Baroness Thatcher's divisive politics and her enduring legacy have dominated the media since her death yesterday, with reaction in Britain's newspapers inevitably reflecting the political spectrum.
The Daily Mail lauds Lady Thatcher today as "the woman who saved Britain", calling for her to be given a full state funeral, despite her wishes.
In its editorial it praises her as a leader who "changed the landscape of politics, at home and through the world, in ways that reverberate to this day", calling her "a giant, beside whom other peacetime politicians of the 20th and 21st centuries look like mere pygmies".
In his commentary in the newspaper Sir Max Hastings says that she "restored the primacy of individual opportunity to a nation crippled by the burdens of state collectivism", saying: "If Britain prospers in the 21st Century, our debt to Margaret Thatcher will be greater than to any of her successors."
The Daily Telegraph, with a portrait of the former prime minister dominating its front page, offers similar plaudits across more than 25 pages of tributes and coverage of her death, saying: "If Britain is still Great, it is because of this greatest of Britons."
In a nod to the enduring impact of her policies, a cartoon depicts the long shadow of Lady Thatcher's black handbag looming over the door of 10 Downing Street, while the leader says: "So completely has her legacy shaped modern Britain, so fully have she and her ideas been woven into its fabric, that it can be hard to appreciate the full depth of our debt to this most extraordinary of individuals."
The Times calls Lady Thatcher "A Woman of Simple Truths", saying "On the big issues of her time, she made the right choices", while the Independent said she "set the standard for how to wield prime ministerial power".
The Guardian underlines the polarising impact Baroness Thatcher's politics had on Britain, saying: "There should be no dancing on her grave but it is right there is no state funeral either.
"Her legacy is of public division, private selfishness and a cult of greed, which together shackle far more of the human spirit than they ever set free."
The Daily Mirror, meanwhile is incredulous about plans for a ceremonial funeral, saying her politics left "bruised and bloodied casualties". In its editorial the newspaper says: "Margaret Thatcher broke Britain and replaced what had come before with something crueller, nastier", calling her premiership "disastrous".
The Sun says Lady Thatcher was a "Unique PM of great courage", admiring her for sticking to her principles and saying Britain emerged "far stronger" for the policies she steered through.
Regional newspapers also reflected the deep divisions Baroness Thatcher inspired across Britain.
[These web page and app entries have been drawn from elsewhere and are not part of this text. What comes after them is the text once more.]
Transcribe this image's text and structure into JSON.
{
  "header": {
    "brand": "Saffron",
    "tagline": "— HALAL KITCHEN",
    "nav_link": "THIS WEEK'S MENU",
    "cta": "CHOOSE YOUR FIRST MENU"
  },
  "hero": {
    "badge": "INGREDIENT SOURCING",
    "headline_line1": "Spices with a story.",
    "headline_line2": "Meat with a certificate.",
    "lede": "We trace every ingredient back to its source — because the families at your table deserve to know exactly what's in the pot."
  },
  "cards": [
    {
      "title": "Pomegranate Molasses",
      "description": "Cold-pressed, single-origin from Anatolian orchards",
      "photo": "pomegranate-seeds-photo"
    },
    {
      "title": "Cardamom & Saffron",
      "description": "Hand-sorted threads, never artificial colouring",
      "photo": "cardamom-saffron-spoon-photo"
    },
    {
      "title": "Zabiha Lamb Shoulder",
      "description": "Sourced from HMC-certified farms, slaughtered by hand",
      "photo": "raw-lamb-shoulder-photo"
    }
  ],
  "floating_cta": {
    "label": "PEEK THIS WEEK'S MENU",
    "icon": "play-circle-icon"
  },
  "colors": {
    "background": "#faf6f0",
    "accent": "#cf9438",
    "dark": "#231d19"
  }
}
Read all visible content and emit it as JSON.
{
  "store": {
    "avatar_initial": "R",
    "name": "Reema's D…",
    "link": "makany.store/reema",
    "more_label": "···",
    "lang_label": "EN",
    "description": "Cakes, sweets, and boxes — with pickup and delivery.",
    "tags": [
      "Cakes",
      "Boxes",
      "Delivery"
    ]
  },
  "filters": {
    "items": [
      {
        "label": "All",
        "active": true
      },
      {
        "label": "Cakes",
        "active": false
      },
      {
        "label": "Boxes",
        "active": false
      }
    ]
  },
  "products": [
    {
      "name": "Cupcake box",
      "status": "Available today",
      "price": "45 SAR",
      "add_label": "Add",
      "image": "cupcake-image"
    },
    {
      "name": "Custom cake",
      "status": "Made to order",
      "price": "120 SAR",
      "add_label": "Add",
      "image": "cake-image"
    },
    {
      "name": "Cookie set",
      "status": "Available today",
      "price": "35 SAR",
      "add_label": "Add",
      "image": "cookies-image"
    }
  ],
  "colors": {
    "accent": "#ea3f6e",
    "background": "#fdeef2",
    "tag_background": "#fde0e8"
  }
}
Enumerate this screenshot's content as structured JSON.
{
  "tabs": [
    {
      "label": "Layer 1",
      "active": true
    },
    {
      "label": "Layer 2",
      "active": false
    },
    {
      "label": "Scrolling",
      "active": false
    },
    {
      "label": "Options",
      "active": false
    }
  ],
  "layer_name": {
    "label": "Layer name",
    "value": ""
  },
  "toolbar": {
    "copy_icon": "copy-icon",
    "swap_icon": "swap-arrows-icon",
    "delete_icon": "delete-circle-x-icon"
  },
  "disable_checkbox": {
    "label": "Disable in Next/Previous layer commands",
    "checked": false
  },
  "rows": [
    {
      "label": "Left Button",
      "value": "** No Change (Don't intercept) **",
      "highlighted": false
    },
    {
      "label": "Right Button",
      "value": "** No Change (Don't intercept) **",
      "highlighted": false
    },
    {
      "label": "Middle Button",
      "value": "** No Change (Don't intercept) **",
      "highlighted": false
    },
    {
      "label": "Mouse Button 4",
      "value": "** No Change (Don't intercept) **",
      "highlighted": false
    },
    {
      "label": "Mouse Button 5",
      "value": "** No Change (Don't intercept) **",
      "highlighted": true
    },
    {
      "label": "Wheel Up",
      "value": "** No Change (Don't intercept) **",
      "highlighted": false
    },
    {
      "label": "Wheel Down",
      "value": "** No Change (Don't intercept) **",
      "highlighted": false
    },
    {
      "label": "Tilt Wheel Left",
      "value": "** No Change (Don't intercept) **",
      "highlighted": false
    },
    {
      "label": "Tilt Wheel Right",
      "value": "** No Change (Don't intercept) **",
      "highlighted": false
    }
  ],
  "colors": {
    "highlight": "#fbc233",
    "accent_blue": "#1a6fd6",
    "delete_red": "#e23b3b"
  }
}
The front page of the Star in Sheffield, a city that felt a deep impact from her policies on mining, reads: "We Can Never Forgive Her", while The Herald in Scotland sums up her life in politics: "Thatcher: Passing of a political giant loved and hated in equal measure".